Agents Of S.H.I.E.L.D. played spoilsport, wrapping up its 1931 setting quickly and tepidly as the urgency to deal with Freddy Malick came to a rushed conclusion. Some moral compexities are introduced in the form of time travel paradoxes but these mostly seem underwhelming in the little time the show devotes to dealing with them. Craig Titley’s script is mostly content in packing things up quickly and shoehorning the Zephyr a jump into the next point in time.
With Freddy Malick turning out to be HYDRA leader Gideon Malick’s father, the S.H.I.E.L.D. team is tasked with the morally ambiguous decision of saving him or killing him. Eliminating this potential future threat could result in a world where HYDRA is never formed but by extension, so is S.H.I.E.L.D. On the other hand, going by the “ripples not waves” theory, bumping off Malick so early could lead to a series of divergences and make for an unrecognizable future when the gang returns. We see Coulson and team frequently wrestle with this decision which provides for a decent conflict with member opinions divided.
Daisy’s temptation for killing Malick however could be achieved in a much better way: simply let the Chronicoms do their job. After all, isn’t that what they’re trying to accomplish? By leaving Malick strapped against a crate by himself, they would undoubtedly ensure he’s taken care of without having to deal with its moral consequences. The decision is compounded by their ship Zephyr suddenly kickstarting a countdown to the next time jump. A convenient plot contrivance as brushed off by self-deprecating humor Simmons explains that time jumps open up in specific points during their timeline over which have no control. I knew Agents Of S.H.I.E.L.D. was going to be an odyssey through the MCU’s history but I had no idea it would be this easily baked into the plot.
The car chases and run and gun action feels fairly straightforward, even by the show’s standards. The image of Daisy and Coulson shooting with a Thompson gun seemed more fun and promising in the trailers than it does here. It does remind you of the period gangster films as well as the video game Mafia. Even the fight between May and Enoch has okayish choreography. The show’s given May some really kickass fights but this definitely wasn’t it.

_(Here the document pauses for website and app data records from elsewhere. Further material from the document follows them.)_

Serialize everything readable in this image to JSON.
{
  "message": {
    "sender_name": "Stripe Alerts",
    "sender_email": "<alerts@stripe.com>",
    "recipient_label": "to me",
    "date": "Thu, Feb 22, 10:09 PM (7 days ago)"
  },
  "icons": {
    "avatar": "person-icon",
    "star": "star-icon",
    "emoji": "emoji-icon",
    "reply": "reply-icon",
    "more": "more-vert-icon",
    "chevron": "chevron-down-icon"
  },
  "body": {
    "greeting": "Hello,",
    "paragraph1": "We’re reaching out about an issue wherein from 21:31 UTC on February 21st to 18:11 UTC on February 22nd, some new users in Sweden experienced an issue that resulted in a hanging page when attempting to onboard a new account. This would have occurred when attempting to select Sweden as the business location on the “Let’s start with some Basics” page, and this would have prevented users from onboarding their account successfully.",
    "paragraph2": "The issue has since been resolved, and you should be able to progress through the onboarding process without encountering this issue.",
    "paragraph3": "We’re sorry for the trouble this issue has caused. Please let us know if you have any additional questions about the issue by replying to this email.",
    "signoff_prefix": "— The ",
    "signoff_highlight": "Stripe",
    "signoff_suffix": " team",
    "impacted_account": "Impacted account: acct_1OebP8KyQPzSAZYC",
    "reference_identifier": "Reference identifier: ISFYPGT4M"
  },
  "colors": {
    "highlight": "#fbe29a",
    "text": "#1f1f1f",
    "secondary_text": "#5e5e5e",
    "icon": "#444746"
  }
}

There’s some potentially good material in there as well. May’s emotional disconnect looks like a plot point waiting to be explored in future episodes. Either something snapped within her after Coulson’s demise or Enoch turned her into a partial Chronicom. Considering how lethal May already is, that’s a deadly combination and will turn almost everyone in the team except Mack, Fitz and Simmons superhuman. Speaking of Fitz, it’s unclear if we’ll see him again in future episodes but he’s brought up and it would be unlike S.H.I.E.L.D. to not bring him back.
The connections to the MCU are quite fun even though we’re quite literally bombarded with those back-to-back. The vial carried by Malick is the early trappings of what would essentially become Abraham Erskine’s formula for the super soldier serum, first applied on Johann Schmidt (read the excellent Captain America: The Winter Soldier prequel comics to get a taste of Schmidt’s journey). I’m sure many would’ve made the connection in the previous episode itself but the vial stamped with HYDRA made it more obvious.
Among the good stuff, Koenig gets plenty to do and his reactions to the future tech seem somewhat mild for the stuff he’s shown. Still, it’s always fun to see what people from the past would have to think about the technological miracles they’re witness to; it puts how far we’ve come into some good perspective. The effects work continues to be good but I get the sense that the show is saving its budget for some flashy sequences in the future. On that front, I forgot to bring up the show’s brief but impressive 1930s style title card that carries over from the premiere.
On the whole, despite a lot going on, the plot seemed fairly filler material. While Agents Of S.H.I.E.L.D. isn’t a time travel show, it had some good potential to use that material which it squandered here. Of course knowing this show and the tempting prospect of fantasising on which time period they’ll jump to (I’m avoiding the trailers), it’ll be fun to see where the agents land up next.